They face many of the demanding situations of modern day family life: dealing with holidays in the aftermath of marital breakup; addressing issues of blended families after re-marriage; facing complex issues that used to go unacknowledged, such as family members “coming out”, homophobic relatives, close relatives who have been abusive, or family members struggling with addictions issues.
As a culture, we are conscious of different things than we used to be. Relatives can be distant or alienated from each other, and it can be hard to know how to have them in the same room during holiday and festive occassions
For many, connection with family isn’t simple or straightforward. In our fast-moving age, the same can be true of friends.
Individuality and the Meaning of Relationship / Connection
We live in the era of triumphant individualism. Once, blood connection between people was a secure bond. Not now. Many today experience increasing alienation and isolation. Our culture often promotes a ruthless self-sufficiency that flies in the face of vulnerability and relatedness.

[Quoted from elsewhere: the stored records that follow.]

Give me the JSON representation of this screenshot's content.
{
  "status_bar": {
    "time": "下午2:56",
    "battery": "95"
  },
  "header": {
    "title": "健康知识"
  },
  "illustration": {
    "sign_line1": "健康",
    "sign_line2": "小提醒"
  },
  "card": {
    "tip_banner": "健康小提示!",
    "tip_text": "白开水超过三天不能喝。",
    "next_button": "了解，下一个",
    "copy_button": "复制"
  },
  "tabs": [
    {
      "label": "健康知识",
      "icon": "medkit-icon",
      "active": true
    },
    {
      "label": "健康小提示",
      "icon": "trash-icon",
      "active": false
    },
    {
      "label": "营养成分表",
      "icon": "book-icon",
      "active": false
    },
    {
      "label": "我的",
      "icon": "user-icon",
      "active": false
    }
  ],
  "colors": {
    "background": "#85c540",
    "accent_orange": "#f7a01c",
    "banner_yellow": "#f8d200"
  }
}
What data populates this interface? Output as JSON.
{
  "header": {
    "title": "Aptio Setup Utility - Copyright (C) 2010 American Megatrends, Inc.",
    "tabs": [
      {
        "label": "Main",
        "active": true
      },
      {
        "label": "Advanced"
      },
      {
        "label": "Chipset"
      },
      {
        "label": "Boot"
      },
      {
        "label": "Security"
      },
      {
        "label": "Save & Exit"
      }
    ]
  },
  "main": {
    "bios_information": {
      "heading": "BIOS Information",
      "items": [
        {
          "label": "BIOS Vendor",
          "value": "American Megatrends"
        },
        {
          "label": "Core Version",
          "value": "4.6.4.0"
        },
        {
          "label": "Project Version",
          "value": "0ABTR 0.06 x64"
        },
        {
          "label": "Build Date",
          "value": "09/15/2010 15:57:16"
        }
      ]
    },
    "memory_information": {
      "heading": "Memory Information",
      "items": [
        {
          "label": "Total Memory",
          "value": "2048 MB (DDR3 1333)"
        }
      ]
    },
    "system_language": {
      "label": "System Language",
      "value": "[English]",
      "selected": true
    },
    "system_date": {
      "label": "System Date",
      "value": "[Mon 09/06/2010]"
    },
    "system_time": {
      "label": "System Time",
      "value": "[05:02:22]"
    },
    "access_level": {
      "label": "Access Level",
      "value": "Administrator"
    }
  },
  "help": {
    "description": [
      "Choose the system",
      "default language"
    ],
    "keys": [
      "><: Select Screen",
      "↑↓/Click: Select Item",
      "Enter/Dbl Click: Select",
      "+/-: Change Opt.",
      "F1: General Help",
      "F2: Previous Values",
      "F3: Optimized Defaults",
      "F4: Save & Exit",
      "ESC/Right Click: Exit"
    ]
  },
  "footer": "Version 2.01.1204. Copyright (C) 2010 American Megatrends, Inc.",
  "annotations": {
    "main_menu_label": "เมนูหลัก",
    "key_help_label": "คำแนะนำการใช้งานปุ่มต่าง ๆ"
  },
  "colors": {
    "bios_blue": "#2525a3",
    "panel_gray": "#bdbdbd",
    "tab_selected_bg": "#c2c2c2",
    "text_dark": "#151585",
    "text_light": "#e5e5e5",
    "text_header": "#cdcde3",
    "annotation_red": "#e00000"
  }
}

This is very true for men, but also for women, as they adopt more and more masculinized social roles.
Individuation, Individualism, Eros and the Psychology of Relationship
Our culture promotes individualism, which is not the same thing as individuation. Individualism promotes self-reliance, even suspicion of others, and a very robust kind of self-interest. Depth case studies, after Jung, emphasizes the psychological need for individuation, which is the process of more and more uncovering your own individual identity. However, individuation includes the dimension of Eros: the development of empathy and discovering how I can connect to others.
Eros is involved in sexual love, but it is much broader than that. Psychiatrist and Jungian Analyst Adolf Guggebbuhl-Craig speaks of Eros as the attribute that makes Gods and humans loving, creative and involved.
To get to an authentic, creative, and life-giving connection with others, we have to understand our individual selves, who we are drawn to, and with whom we really want to be connected. Such intentional connection goes far beyond the old saying that “blood is thicker than water.”
The Divinity of Eros
Greeks made Eros a God, recognizing the great power and necessity of this dimension of human life. Similarly, we can’t afford to ignore our own need for meaningful connection with others. We cannot afford to “offend the God”, as the Greeks would say. Eros — true human connection — is centrally important to our journey toward wholeness.
Yet we can’t force our Eros to go where it won’t, or force others to be what they’re not. In our time, when “compulsory” connection with others is breaking down, we need to be resourceful, creative and intentional about connection with others. Just how we do that matters for our individual journey — and is the subject of our next post.
Brian Collinson, Registered Psychotherapist & Jungian Analyst
PHOTOS: © Ben Salter ; Bev Sykes ; Eugene Kim
© 2015 Brian Collinson, 2238 Constance Drive Oakville, Ontario (near Mississauga)